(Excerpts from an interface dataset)

BEGIN

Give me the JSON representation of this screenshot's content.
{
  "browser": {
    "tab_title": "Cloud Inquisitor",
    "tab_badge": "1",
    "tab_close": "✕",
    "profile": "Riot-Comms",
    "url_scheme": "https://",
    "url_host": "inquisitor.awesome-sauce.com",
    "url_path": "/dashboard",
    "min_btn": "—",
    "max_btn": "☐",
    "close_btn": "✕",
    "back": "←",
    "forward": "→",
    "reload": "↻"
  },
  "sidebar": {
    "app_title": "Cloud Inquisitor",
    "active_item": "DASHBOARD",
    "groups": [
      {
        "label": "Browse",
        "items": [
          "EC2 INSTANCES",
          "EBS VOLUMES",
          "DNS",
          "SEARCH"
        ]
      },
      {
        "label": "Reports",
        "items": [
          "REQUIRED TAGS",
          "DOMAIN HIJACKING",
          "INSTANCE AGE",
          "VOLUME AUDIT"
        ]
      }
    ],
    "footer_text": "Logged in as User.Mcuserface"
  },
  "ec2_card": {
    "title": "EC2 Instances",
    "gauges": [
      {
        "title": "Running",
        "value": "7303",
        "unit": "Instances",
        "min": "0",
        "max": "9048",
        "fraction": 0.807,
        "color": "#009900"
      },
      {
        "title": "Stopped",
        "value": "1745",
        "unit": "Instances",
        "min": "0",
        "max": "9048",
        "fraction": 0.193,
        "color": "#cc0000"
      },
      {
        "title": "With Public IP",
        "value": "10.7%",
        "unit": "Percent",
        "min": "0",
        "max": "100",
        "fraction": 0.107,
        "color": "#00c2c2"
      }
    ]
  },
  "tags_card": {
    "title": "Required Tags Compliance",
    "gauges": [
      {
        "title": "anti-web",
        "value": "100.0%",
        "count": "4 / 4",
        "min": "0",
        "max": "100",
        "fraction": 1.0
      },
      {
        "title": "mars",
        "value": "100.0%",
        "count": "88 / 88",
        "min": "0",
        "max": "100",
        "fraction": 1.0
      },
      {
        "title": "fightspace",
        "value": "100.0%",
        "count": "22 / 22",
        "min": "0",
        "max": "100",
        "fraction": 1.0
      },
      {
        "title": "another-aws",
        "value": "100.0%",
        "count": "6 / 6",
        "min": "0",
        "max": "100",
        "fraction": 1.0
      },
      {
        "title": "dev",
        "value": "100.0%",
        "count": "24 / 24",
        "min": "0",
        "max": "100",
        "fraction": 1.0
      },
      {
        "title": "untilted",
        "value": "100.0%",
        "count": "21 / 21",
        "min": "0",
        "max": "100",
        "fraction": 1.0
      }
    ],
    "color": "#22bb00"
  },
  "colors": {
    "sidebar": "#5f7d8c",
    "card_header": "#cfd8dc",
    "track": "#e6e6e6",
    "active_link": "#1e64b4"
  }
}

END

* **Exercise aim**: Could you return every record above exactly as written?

* **Answer box**:
Give me the JSON representation of this screenshot's content.
{
  "browser": {
    "tab_title": "Cloud Inquisitor",
    "tab_badge": "1",
    "tab_close": "✕",
    "profile": "Riot-Comms",
    "url_scheme": "https://",
    "url_host": "inquisitor.awesome-sauce.com",
    "url_path": "/dashboard",
    "min_btn": "—",
    "max_btn": "☐",
    "close_btn": "✕",
    "back": "←",
    "forward": "→",
    "reload": "↻"
  },
  "sidebar": {
    "app_title": "Cloud Inquisitor",
    "active_item": "DASHBOARD",
    "groups": [
      {
        "label": "Browse",
        "items": [
          "EC2 INSTANCES",
          "EBS VOLUMES",
          "DNS",
          "SEARCH"
        ]
      },
      {
        "label": "Reports",
        "items": [
          "REQUIRED TAGS",
          "DOMAIN HIJACKING",
          "INSTANCE AGE",
          "VOLUME AUDIT"
        ]
      }
    ],
    "footer_text": "Logged in as User.Mcuserface"
  },
  "ec2_card": {
    "title": "EC2 Instances",
    "gauges": [
      {
        "title": "Running",
        "value": "7303",
        "unit": "Instances",
        "min": "0",
        "max": "9048",
        "fraction": 0.807,
        "color": "#009900"
      },
      {
        "title": "Stopped",
        "value": "1745",
        "unit": "Instances",
        "min": "0",
        "max": "9048",
        "fraction": 0.193,
        "color": "#cc0000"
      },
      {
        "title": "With Public IP",
        "value": "10.7%",
        "unit": "Percent",
        "min": "0",
        "max": "100",
        "fraction": 0.107,
        "color": "#00c2c2"
      }
    ]
  },
  "tags_card": {
    "title": "Required Tags Compliance",
    "gauges": [
      {
        "title": "anti-web",
        "value": "100.0%",
        "count": "4 / 4",
        "min": "0",
        "max": "100",
        "fraction": 1.0
      },
      {
        "title": "mars",
        "value": "100.0%",
        "count": "88 / 88",
        "min": "0",
        "max": "100",
        "fraction": 1.0
      },
      {
        "title": "fightspace",
        "value": "100.0%",
        "count": "22 / 22",
        "min": "0",
        "max": "100",
        "fraction": 1.0
      },
      {
        "title": "another-aws",
        "value": "100.0%",
        "count": "6 / 6",
        "min": "0",
        "max": "100",
        "fraction": 1.0
      },
      {
        "title": "dev",
        "value": "100.0%",
        "count": "24 / 24",
        "min": "0",
        "max": "100",
        "fraction": 1.0
      },
      {
        "title": "untilted",
        "value": "100.0%",
        "count": "21 / 21",
        "min": "0",
        "max": "100",
        "fraction": 1.0
      }
    ],
    "color": "#22bb00"
  },
  "colors": {
    "sidebar": "#5f7d8c",
    "card_header": "#cfd8dc",
    "track": "#e6e6e6",
    "active_link": "#1e64b4"
  }
}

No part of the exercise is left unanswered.